Jolovan Wham fined for organising public assembly without permit, chooses to go to jail instead
SINGAPORE: Social worker and activist Jolovan Wham was on Thursday (Feb 21) fined S$3,200 over a public assembly he organised two years ago without a permit and refusing to sign a police statement.
Wham, 39, indicated he would not pay the fine and will instead serve jail time of 16 days in default.
The activist had been found guilty last month of organising the event featuring a live speech by Hong Kong activist Joshua Wong Chi-Fung in November 2016.
He also refused to sign a statement he gave to the police in relation to the event, forming the basis for the second charge he claimed trial to.
The prosecution had argued that the event - titled Civil Disobedience and Social Movements - was a public one, with thousands invited and 366 people indicating they were interested in attending.
The police had also told Wham that he needed a permit for the event as Mr Wong was a foreigner, but he went ahead with it anyway at the Agora in Sin Ming Lane on Nov 26, 2016.
Wham's lawyer Eugene Thuraisingam argued that the requirement for a permit breaches Wham's constitutional right of freedom of assembly, and said the event was a discussion.
He also explained that Wham's decision not to sign the witness statement he gave to the police stemmed from his personal practice to sign only what he had a copy of.
This was because he advocates for migrant workers to do the same. The police officer involved testified during the trial that he had told Wham that not signing the statement may constitute an offence.
According to the Criminal Procedure Code, an accused person must be given copies of the cautioned statements, but there is no rule requiring them to be given copies of witness statements.
Addressing Wham in a packed courtroom, District Judge Kessler Soh said his "wilful refusal to comply", despite having been informed that the event required a permit, was an aggravating factor.
Wham's defence lawyer said he would be applying for bail, pending appeal against conviction.
The activist could have been fined up to S$5,000 for organising a public assembly without a permit.
For refusing to sign the police statement, he could have been jailed for up to three months, fined up to S$2,500, or both.
He had been found guilty of contempt of court in October last year over a Facebook post he put up alleging that Malaysia's judges are more independent than Singapore's in cases with political implications.

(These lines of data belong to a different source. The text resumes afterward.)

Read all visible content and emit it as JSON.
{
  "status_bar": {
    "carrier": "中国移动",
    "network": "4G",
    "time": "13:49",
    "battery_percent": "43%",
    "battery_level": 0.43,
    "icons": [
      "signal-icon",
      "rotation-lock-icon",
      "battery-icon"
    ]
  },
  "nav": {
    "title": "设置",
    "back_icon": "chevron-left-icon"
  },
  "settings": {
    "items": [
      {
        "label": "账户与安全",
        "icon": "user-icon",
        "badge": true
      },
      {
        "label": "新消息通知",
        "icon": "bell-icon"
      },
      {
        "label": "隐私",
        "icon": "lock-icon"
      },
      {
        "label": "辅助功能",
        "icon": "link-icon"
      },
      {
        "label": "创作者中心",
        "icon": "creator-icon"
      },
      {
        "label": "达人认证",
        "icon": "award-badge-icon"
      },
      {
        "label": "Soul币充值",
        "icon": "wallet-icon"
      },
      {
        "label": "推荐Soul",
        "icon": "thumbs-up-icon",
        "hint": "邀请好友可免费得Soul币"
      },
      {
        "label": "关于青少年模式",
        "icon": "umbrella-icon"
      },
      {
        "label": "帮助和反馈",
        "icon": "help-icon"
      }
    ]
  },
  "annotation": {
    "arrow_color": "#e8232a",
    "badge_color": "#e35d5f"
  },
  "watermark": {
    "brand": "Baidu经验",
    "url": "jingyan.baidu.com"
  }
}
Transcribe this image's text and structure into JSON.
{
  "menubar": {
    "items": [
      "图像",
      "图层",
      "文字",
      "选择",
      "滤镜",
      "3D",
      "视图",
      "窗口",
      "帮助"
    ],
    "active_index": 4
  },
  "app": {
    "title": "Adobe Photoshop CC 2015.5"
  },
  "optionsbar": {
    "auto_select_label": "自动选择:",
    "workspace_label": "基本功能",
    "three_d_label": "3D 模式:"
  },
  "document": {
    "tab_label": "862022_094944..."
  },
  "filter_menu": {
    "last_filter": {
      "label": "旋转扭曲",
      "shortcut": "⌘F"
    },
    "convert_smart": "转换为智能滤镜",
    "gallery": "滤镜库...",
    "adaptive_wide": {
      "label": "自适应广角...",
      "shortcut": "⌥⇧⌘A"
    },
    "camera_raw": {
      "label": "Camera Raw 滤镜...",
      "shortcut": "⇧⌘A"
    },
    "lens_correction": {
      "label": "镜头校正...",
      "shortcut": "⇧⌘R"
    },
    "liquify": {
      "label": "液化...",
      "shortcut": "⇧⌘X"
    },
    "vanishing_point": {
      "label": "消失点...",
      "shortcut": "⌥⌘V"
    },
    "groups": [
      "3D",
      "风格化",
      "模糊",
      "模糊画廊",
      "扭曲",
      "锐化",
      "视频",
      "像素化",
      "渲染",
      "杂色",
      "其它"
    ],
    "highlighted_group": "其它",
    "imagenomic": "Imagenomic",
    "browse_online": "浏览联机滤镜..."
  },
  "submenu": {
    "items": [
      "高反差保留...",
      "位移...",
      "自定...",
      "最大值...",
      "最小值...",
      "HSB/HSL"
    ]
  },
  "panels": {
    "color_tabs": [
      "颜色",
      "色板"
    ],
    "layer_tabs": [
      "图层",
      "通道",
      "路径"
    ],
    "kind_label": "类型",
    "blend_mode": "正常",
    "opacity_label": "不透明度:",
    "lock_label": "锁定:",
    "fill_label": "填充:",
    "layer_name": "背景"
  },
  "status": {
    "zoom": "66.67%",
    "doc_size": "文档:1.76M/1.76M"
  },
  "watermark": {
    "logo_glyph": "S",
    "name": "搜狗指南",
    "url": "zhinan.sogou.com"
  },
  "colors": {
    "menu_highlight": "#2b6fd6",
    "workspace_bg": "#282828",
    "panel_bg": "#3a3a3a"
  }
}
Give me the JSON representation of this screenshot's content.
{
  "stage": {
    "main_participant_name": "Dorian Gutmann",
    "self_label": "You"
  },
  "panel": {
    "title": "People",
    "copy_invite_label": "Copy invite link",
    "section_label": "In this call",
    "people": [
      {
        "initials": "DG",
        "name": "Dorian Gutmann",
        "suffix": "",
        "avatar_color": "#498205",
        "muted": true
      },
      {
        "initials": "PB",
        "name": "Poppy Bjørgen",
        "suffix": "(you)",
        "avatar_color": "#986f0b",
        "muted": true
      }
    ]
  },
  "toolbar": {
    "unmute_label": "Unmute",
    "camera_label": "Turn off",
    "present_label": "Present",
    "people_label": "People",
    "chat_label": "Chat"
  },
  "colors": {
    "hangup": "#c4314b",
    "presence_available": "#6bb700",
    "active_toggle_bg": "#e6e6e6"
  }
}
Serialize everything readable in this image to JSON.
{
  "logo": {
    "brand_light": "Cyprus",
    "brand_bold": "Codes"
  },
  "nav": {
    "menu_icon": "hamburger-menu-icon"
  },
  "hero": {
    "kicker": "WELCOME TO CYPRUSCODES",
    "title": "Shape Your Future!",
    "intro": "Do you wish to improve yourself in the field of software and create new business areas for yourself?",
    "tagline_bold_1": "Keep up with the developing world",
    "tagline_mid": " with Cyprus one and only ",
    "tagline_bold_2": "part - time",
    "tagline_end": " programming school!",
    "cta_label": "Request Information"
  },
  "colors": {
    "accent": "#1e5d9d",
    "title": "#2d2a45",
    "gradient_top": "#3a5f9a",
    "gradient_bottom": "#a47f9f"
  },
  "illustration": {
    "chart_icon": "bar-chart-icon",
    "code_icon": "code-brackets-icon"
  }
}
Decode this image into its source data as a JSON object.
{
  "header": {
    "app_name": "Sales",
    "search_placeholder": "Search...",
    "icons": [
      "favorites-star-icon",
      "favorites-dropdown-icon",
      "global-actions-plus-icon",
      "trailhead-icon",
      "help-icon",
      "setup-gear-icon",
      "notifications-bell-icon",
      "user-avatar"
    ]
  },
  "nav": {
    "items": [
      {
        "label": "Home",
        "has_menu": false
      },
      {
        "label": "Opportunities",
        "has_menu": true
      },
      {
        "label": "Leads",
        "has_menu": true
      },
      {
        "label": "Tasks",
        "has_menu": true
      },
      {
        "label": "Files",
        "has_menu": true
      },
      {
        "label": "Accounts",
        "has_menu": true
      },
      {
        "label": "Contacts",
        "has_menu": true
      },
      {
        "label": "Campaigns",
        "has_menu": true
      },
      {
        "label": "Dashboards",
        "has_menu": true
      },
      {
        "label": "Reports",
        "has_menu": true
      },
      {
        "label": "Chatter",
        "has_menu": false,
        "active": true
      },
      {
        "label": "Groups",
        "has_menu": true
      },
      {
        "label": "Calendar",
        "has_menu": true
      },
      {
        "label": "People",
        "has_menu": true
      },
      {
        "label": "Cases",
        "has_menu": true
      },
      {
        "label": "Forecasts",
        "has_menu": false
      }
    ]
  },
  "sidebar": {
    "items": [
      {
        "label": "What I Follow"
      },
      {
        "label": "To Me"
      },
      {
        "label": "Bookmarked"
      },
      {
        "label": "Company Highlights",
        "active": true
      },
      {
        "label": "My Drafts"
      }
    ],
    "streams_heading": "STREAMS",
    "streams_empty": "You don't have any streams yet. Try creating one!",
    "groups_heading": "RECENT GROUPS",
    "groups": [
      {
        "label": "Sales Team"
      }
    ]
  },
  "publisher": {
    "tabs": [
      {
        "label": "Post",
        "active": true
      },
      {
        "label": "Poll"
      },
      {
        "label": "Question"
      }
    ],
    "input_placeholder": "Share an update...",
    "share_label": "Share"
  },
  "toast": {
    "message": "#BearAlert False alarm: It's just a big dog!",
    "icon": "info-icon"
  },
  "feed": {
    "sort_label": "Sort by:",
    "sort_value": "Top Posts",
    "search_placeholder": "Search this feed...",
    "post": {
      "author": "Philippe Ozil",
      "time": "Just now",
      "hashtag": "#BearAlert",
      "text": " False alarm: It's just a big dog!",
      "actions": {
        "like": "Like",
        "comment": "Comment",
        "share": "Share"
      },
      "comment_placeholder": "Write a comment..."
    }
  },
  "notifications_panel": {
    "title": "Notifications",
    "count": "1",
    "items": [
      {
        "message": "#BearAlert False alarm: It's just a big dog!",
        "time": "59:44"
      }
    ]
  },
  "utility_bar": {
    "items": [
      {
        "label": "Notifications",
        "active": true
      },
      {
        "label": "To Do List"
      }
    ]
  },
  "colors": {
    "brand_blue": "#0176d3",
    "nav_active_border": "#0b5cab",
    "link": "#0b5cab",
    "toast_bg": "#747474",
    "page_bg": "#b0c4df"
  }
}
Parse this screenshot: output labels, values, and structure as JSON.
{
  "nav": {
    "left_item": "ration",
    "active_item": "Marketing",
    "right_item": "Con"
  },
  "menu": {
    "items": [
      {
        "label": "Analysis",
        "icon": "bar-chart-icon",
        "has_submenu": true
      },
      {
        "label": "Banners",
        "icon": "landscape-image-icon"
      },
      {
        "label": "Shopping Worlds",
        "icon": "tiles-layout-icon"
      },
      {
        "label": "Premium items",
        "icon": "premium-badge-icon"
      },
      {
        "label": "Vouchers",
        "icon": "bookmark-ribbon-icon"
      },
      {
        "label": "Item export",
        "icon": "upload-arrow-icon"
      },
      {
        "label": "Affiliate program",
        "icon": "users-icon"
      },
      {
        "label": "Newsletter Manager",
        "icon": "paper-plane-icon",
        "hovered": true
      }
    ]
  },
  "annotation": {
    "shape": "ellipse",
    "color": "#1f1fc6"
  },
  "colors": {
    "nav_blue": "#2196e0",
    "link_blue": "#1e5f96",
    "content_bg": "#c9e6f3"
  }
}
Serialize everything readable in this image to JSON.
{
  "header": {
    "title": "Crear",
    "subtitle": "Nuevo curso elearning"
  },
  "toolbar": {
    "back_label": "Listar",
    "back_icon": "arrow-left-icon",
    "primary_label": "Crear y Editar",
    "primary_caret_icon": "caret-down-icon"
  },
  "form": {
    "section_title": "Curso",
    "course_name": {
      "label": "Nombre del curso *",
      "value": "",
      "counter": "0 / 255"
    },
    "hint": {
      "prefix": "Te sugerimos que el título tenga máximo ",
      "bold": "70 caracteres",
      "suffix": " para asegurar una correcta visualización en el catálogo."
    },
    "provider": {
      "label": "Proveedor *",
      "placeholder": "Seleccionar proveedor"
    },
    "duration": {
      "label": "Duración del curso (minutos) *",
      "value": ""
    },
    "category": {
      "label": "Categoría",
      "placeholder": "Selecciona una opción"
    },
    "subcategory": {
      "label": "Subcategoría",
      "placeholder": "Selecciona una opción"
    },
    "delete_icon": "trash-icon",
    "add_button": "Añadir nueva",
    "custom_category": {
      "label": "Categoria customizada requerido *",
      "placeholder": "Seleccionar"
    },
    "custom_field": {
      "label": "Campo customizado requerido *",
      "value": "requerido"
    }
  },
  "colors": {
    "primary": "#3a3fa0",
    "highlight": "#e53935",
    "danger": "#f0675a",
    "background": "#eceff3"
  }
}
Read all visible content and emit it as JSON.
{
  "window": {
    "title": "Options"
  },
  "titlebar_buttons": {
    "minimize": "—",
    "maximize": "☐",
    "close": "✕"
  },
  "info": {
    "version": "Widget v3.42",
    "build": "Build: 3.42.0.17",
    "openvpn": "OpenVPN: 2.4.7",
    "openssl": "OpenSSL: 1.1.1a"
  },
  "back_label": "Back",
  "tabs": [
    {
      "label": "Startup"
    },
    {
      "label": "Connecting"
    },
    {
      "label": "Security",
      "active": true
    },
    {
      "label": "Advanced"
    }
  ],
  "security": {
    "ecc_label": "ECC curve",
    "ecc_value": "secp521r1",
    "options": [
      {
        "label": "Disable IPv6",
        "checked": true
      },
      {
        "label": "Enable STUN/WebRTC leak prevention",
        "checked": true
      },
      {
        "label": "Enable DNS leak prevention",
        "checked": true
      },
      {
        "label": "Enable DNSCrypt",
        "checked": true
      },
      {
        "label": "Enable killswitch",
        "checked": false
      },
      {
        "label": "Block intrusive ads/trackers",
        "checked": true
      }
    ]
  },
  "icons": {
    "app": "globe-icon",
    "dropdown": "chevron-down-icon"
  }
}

On top of this, Wham faces other charges in relation to a protest he allegedly staged in a train in 2017, as well as a public assembly he allegedly organised outside Changi Prison that same year.